(Entries from a dataset of interfaces)
═══

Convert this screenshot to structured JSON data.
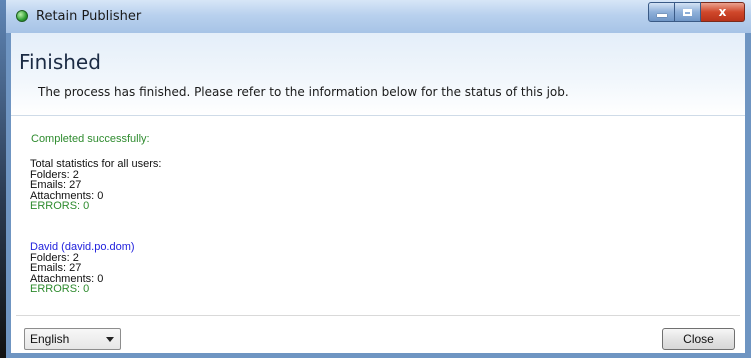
{
  "window": {
    "title": "Retain Publisher",
    "icon": "green-orb-icon",
    "caption_buttons": {
      "minimize": "minimize-icon",
      "maximize": "maximize-icon",
      "close_glyph": "x"
    }
  },
  "header": {
    "title": "Finished",
    "description": "The process has finished. Please refer to the information below for the status of this job."
  },
  "results": {
    "status": "Completed successfully:",
    "totals": {
      "heading": "Total statistics for all users:",
      "folders": "Folders: 2",
      "emails": "Emails: 27",
      "attachments": "Attachments: 0",
      "errors": "ERRORS: 0"
    },
    "users": [
      {
        "name": "David (david.po.dom)",
        "folders": "Folders: 2",
        "emails": "Emails: 27",
        "attachments": "Attachments: 0",
        "errors": "ERRORS: 0"
      }
    ]
  },
  "footer": {
    "language_selected": "English",
    "close_label": "Close"
  },
  "colors": {
    "success": "#2e8b2e",
    "user_name": "#2222dd",
    "title_bar": "#b9d1ee",
    "close_button": "#d0482b"
  }
}
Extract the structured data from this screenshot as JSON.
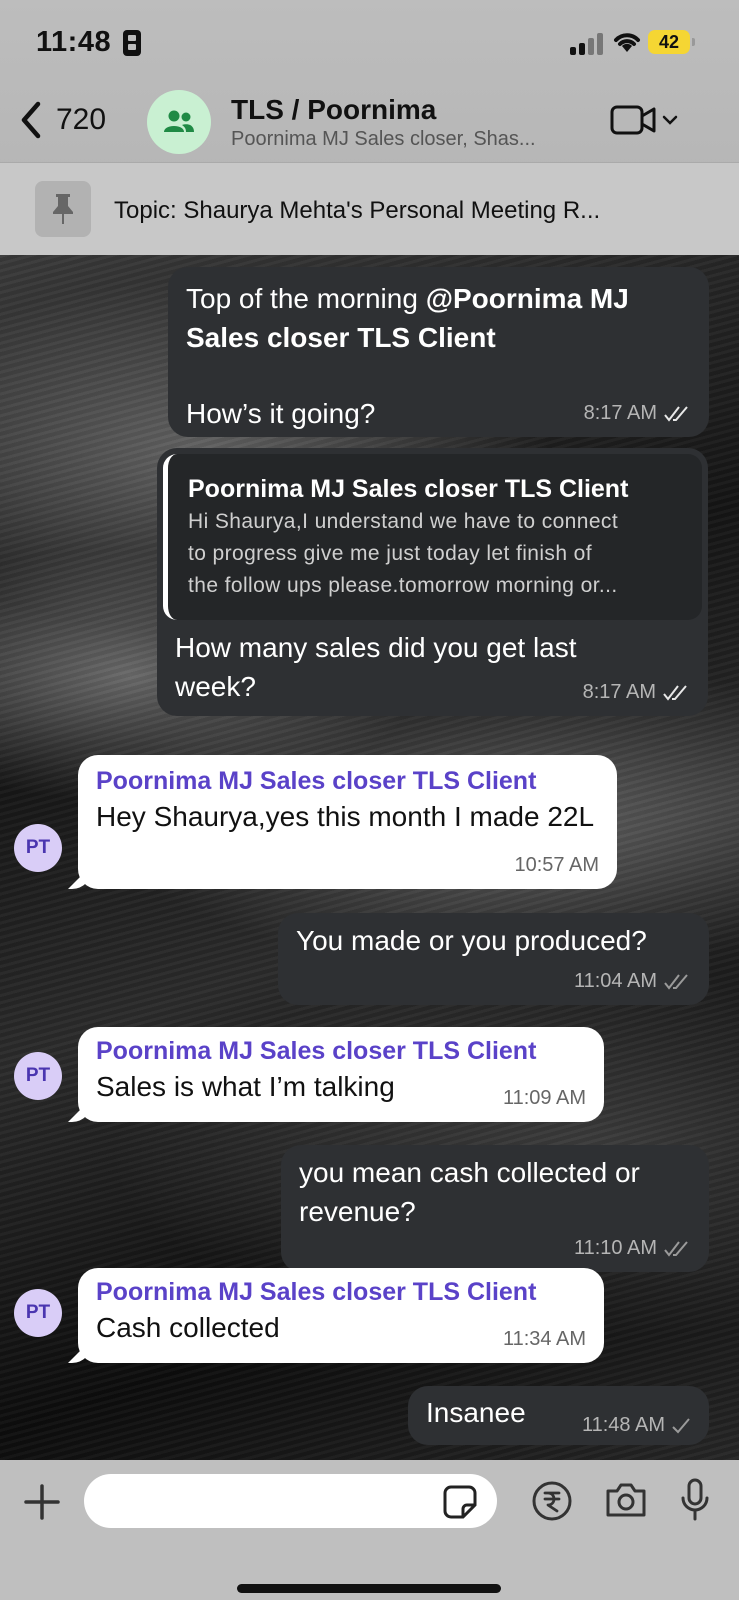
{
  "status_bar": {
    "time": "11:48",
    "battery": "42"
  },
  "header": {
    "back_count": "720",
    "title": "TLS / Poornima",
    "subtitle": "Poornima MJ Sales closer, Shas..."
  },
  "pinned": {
    "text": "Topic: Shaurya Mehta's Personal Meeting R..."
  },
  "messages": [
    {
      "direction": "out",
      "text_plain": "Top of the morning ",
      "mention": "@Poornima MJ Sales closer TLS Client",
      "line2": "How’s it going?",
      "time": "8:17 AM"
    },
    {
      "direction": "out",
      "quote_author": "Poornima MJ Sales closer TLS Client",
      "quote_line1": "Hi Shaurya,I understand we have to connect",
      "quote_line2": "to progress give me just today let finish of",
      "quote_line3": "the follow ups please.tomorrow morning or...",
      "text": "How many sales did you get last week?",
      "time": "8:17 AM"
    },
    {
      "direction": "in",
      "sender": "Poornima MJ Sales closer TLS Client",
      "avatar": "PT",
      "text": "Hey Shaurya,yes this month I made 22L",
      "time": "10:57 AM"
    },
    {
      "direction": "out",
      "text": "You made or you produced?",
      "time": "11:04 AM"
    },
    {
      "direction": "in",
      "sender": "Poornima MJ Sales closer TLS Client",
      "avatar": "PT",
      "text": "Sales is what I’m talking",
      "time": "11:09 AM"
    },
    {
      "direction": "out",
      "text": "you mean cash collected or revenue?",
      "time": "11:10 AM"
    },
    {
      "direction": "in",
      "sender": "Poornima MJ Sales closer TLS Client",
      "avatar": "PT",
      "text": "Cash collected",
      "time": "11:34 AM"
    },
    {
      "direction": "out",
      "text": "Insanee",
      "time": "11:48 AM"
    }
  ],
  "composer": {
    "placeholder": ""
  },
  "icons": {
    "back": "chevron-left-icon",
    "group": "group-icon",
    "video": "video-camera-icon",
    "pin": "pin-icon",
    "plus": "plus-icon",
    "sticker": "sticker-icon",
    "rupee": "rupee-payment-icon",
    "camera": "camera-icon",
    "mic": "microphone-icon",
    "read": "double-check-icon",
    "sent": "single-check-icon"
  },
  "colors": {
    "outgoing_bubble": "#2e3033",
    "incoming_bubble": "#ffffff",
    "sender_name": "#5a42c8",
    "avatar_bg": "#d9cdf7",
    "group_avatar_bg": "#c9f0d2",
    "battery": "#f5d633"
  }
}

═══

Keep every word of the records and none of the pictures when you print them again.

Convert this screenshot to structured JSON data.
{
  "window": {
    "title": "Retain Publisher",
    "icon": "green-orb-icon",
    "caption_buttons": {
      "minimize": "minimize-icon",
      "maximize": "maximize-icon",
      "close_glyph": "x"
    }
  },
  "header": {
    "title": "Finished",
    "description": "The process has finished. Please refer to the information below for the status of this job."
  },
  "results": {
    "status": "Completed successfully:",
    "totals": {
      "heading": "Total statistics for all users:",
      "folders": "Folders: 2",
      "emails": "Emails: 27",
      "attachments": "Attachments: 0",
      "errors": "ERRORS: 0"
    },
    "users": [
      {
        "name": "David (david.po.dom)",
        "folders": "Folders: 2",
        "emails": "Emails: 27",
        "attachments": "Attachments: 0",
        "errors": "ERRORS: 0"
      }
    ]
  },
  "footer": {
    "language_selected": "English",
    "close_label": "Close"
  },
  "colors": {
    "success": "#2e8b2e",
    "user_name": "#2222dd",
    "title_bar": "#b9d1ee",
    "close_button": "#d0482b"
  }
}
Extract the structured data from this screenshot as JSON.
{
  "status_bar": {
    "time": "11:48",
    "battery": "42"
  },
  "header": {
    "back_count": "720",
    "title": "TLS / Poornima",
    "subtitle": "Poornima MJ Sales closer, Shas..."
  },
  "pinned": {
    "text": "Topic: Shaurya Mehta's Personal Meeting R..."
  },
  "messages": [
    {
      "direction": "out",
      "text_plain": "Top of the morning ",
      "mention": "@Poornima MJ Sales closer TLS Client",
      "line2": "How’s it going?",
      "time": "8:17 AM"
    },
    {
      "direction": "out",
      "quote_author": "Poornima MJ Sales closer TLS Client",
      "quote_line1": "Hi Shaurya,I understand we have to connect",
      "quote_line2": "to progress give me just today let finish of",
      "quote_line3": "the follow ups please.tomorrow morning or...",
      "text": "How many sales did you get last week?",
      "time": "8:17 AM"
    },
    {
      "direction": "in",
      "sender": "Poornima MJ Sales closer TLS Client",
      "avatar": "PT",
      "text": "Hey Shaurya,yes this month I made 22L",
      "time": "10:57 AM"
    },
    {
      "direction": "out",
      "text": "You made or you produced?",
      "time": "11:04 AM"
    },
    {
      "direction": "in",
      "sender": "Poornima MJ Sales closer TLS Client",
      "avatar": "PT",
      "text": "Sales is what I’m talking",
      "time": "11:09 AM"
    },
    {
      "direction": "out",
      "text": "you mean cash collected or revenue?",
      "time": "11:10 AM"
    },
    {
      "direction": "in",
      "sender": "Poornima MJ Sales closer TLS Client",
      "avatar": "PT",
      "text": "Cash collected",
      "time": "11:34 AM"
    },
    {
      "direction": "out",
      "text": "Insanee",
      "time": "11:48 AM"
    }
  ],
  "composer": {
    "placeholder": ""
  },
  "icons": {
    "back": "chevron-left-icon",
    "group": "group-icon",
    "video": "video-camera-icon",
    "pin": "pin-icon",
    "plus": "plus-icon",
    "sticker": "sticker-icon",
    "rupee": "rupee-payment-icon",
    "camera": "camera-icon",
    "mic": "microphone-icon",
    "read": "double-check-icon",
    "sent": "single-check-icon"
  },
  "colors": {
    "outgoing_bubble": "#2e3033",
    "incoming_bubble": "#ffffff",
    "sender_name": "#5a42c8",
    "avatar_bg": "#d9cdf7",
    "group_avatar_bg": "#c9f0d2",
    "battery": "#f5d633"
  }
}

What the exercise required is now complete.